The Villanova Center for Liberal Education (VCLE) at Villanova University is sponsoring a one-day conference on W. E. B. DuBois and Liberal Education. We have chosen to celebrate the work of W. E. B. DuBois because he is the exemplary interdisciplinary, engaged scholar, not merely a practitioner of the liberal arts but also an ardent defender of them. His writings encompassed and bridged philosophy, sociology, literature, political science, history, music, economics, Africana Studies, and cultural studies. He was also a journalist, editor, organizer, and political activist. 2018 is the 150th anniversary of his birth.
The Sewanee Medieval Colloquium also invites proposals for individual papers engaging with any aspect of our 2019 theme, Lives and Afterlives.

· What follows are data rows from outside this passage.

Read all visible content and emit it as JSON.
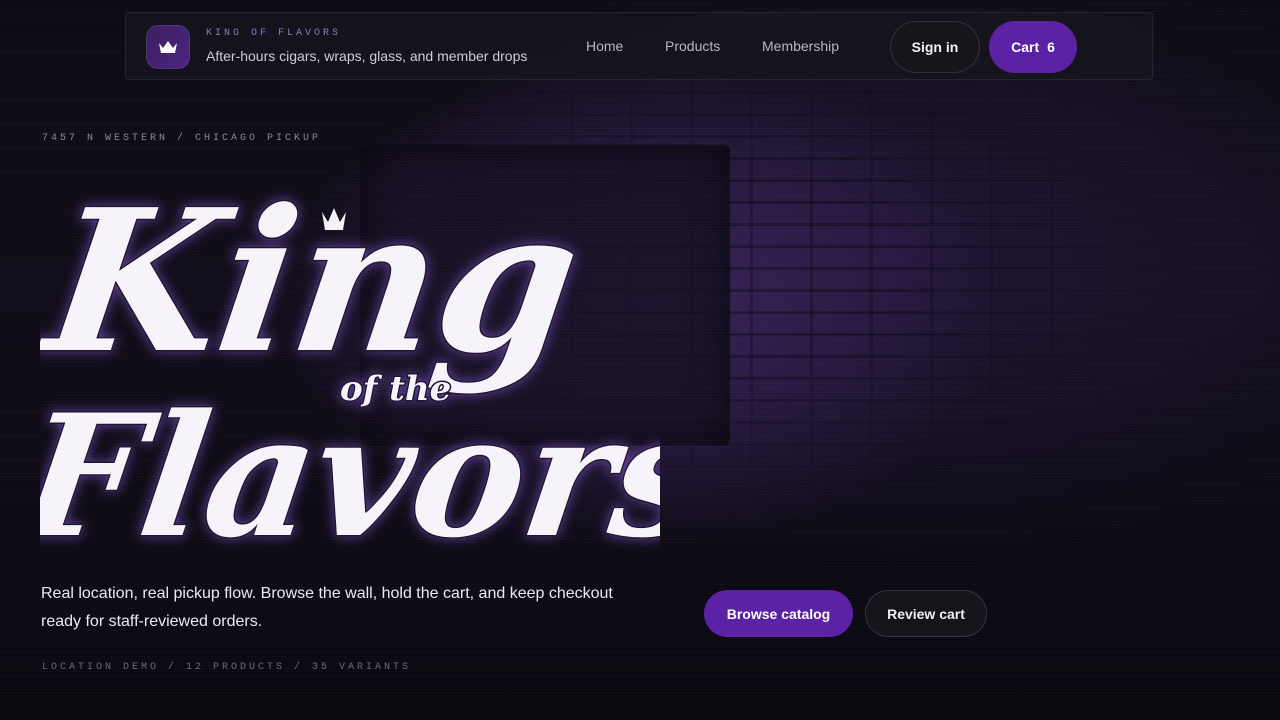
{
  "nav": {
    "brand_title": "KING OF FLAVORS",
    "brand_subtitle": "After-hours cigars, wraps, glass, and member drops",
    "links": [
      "Home",
      "Products",
      "Membership"
    ],
    "sign_in_label": "Sign in",
    "cart_label": "Cart",
    "cart_count": "6"
  },
  "hero": {
    "eyebrow": "7457 N WESTERN / CHICAGO PICKUP",
    "logo_text": {
      "line1": "King",
      "middle": "of the",
      "line2": "Flavors"
    },
    "tagline": "Real location, real pickup flow. Browse the wall, hold the cart, and keep checkout ready for staff-reviewed orders.",
    "meta": "LOCATION DEMO / 12 PRODUCTS / 35 VARIANTS",
    "browse_label": "Browse catalog",
    "review_label": "Review cart"
  },
  "colors": {
    "accent": "#5b22a6",
    "background": "#0c0a12",
    "brand_title": "#9078c0"
  },
  "icons": {
    "logo": "crown-icon",
    "hero_crown": "crown-icon"
  }
}
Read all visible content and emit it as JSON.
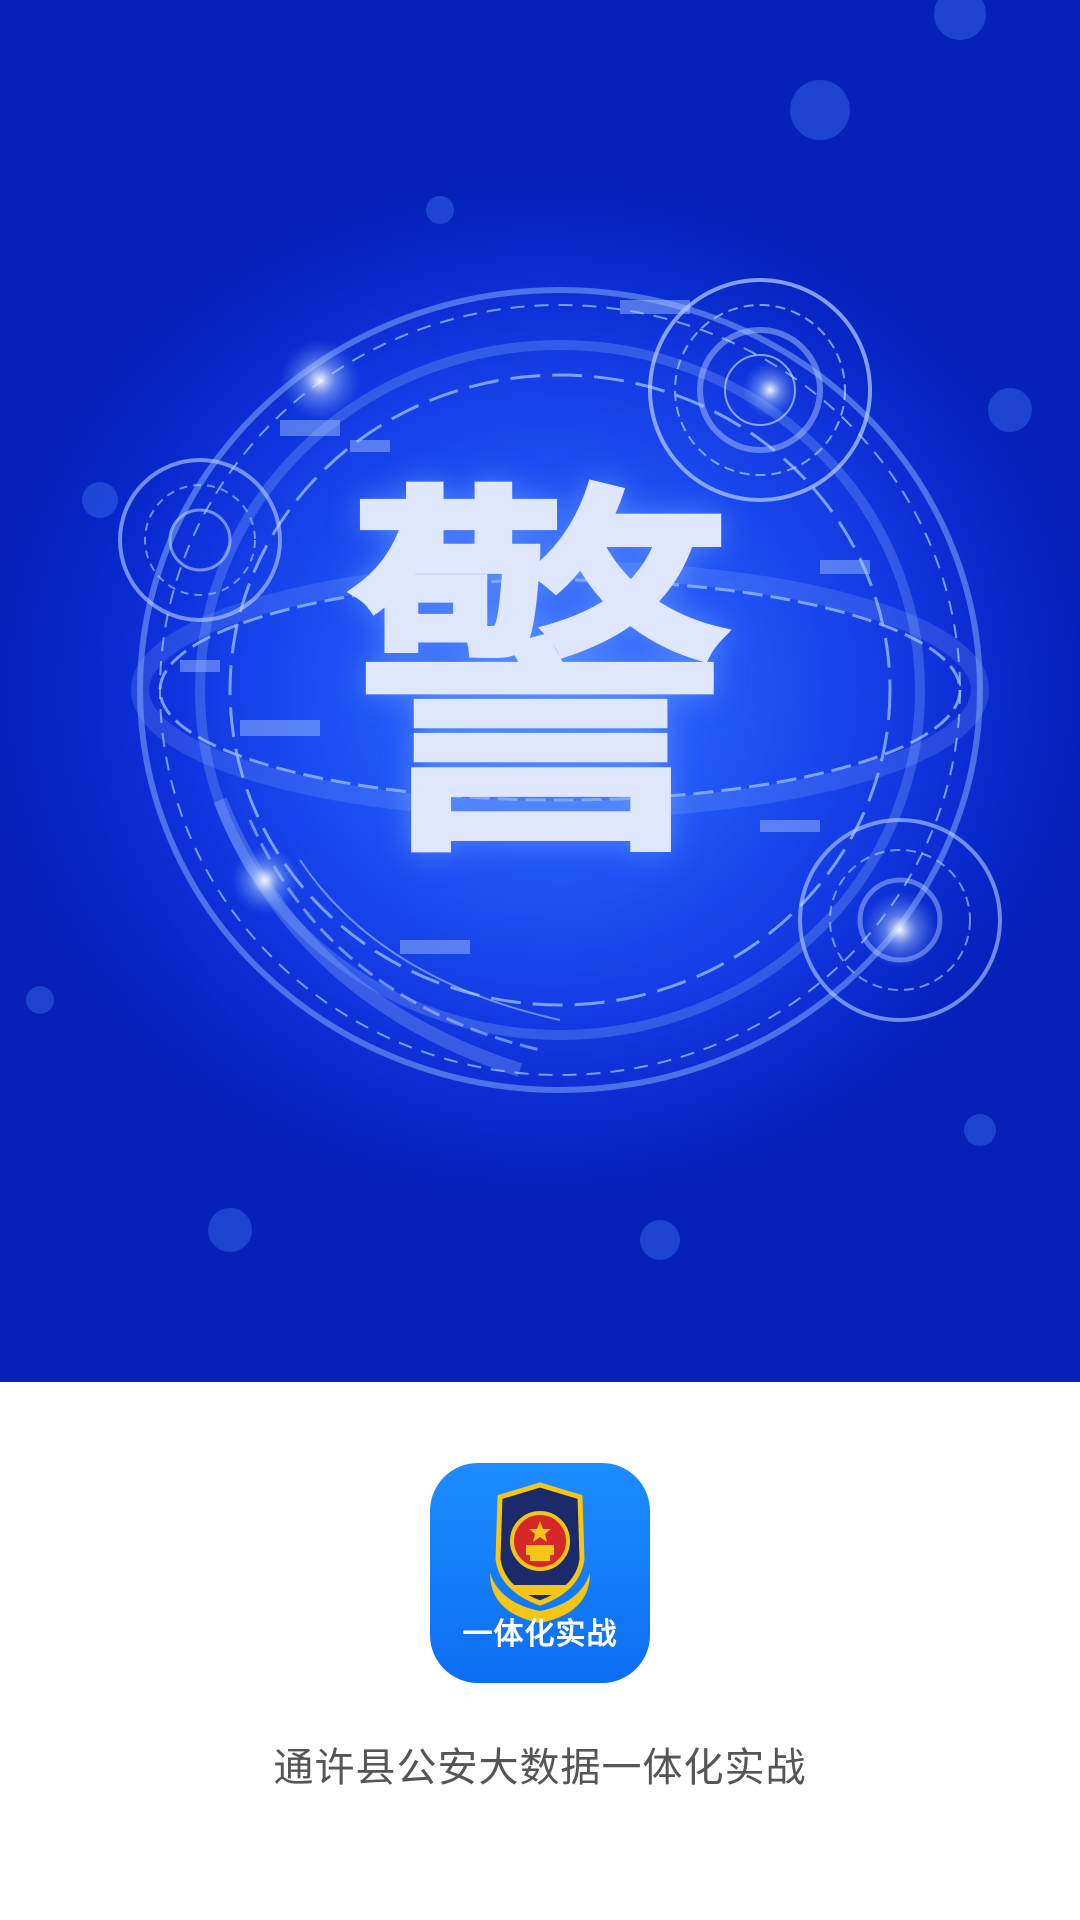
{
  "splash": {
    "hero_character": "警",
    "app_icon": {
      "label": "一体化实战",
      "emblem": "police-emblem-icon",
      "background_color": "#1a80ff"
    },
    "app_name": "通许县公安大数据一体化实战"
  },
  "colors": {
    "hero_blue": "#0f3ff0",
    "character": "#dfe7ff",
    "caption": "#555555"
  }
}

Possibilities might include the theologies of heaven, medieval ecologies, everyday life in the Middle Ages, the production of reliquaries, ordering of public space, and popular medievalism. Papers should be twenty minutes in length, and commentary is traditionally provided for each paper presented. We invite papers from all disciplines, and encourage contributions from medievalists working on any geographic area. A seminar will also seek contributions; please look for its separate CFP soon. Participants in the Colloquium are generally limited to holders of a Ph.D.
The Sewanee Medieval Colloquium invites proposals for panel themes engaging with the lives and afterlives of medieval cultures for its 2019 meeting. These sub-themes address a particular aspect of our general theme, and could be the basis for either one or two panels. As a rule of thumb, panel themes should be broad enough to encourage numerous applicants, and interdisciplinary proposals are particularly encouraged. Possibilities might include the theologies of heaven, medieval ecologies, everyday life in the Middle Ages, the production of reliquaries, ordering of public space, and popular medievalism.
The College English Association solicits abstracts from its members on the special focus of the 90th SAMLA conference from November 2-4 in Birmingham: “Fighters from the Margins: Socio-Political Activists and Their Allies.” Presenters are invited to share their liberation pedagogy, including assignments or strategies that encourage activism, or to consider ways in which literature, film, and culture augment or inform socio-political movements and promote social justice.
More information on the conference may be found at https://samla.memberclicks.net/.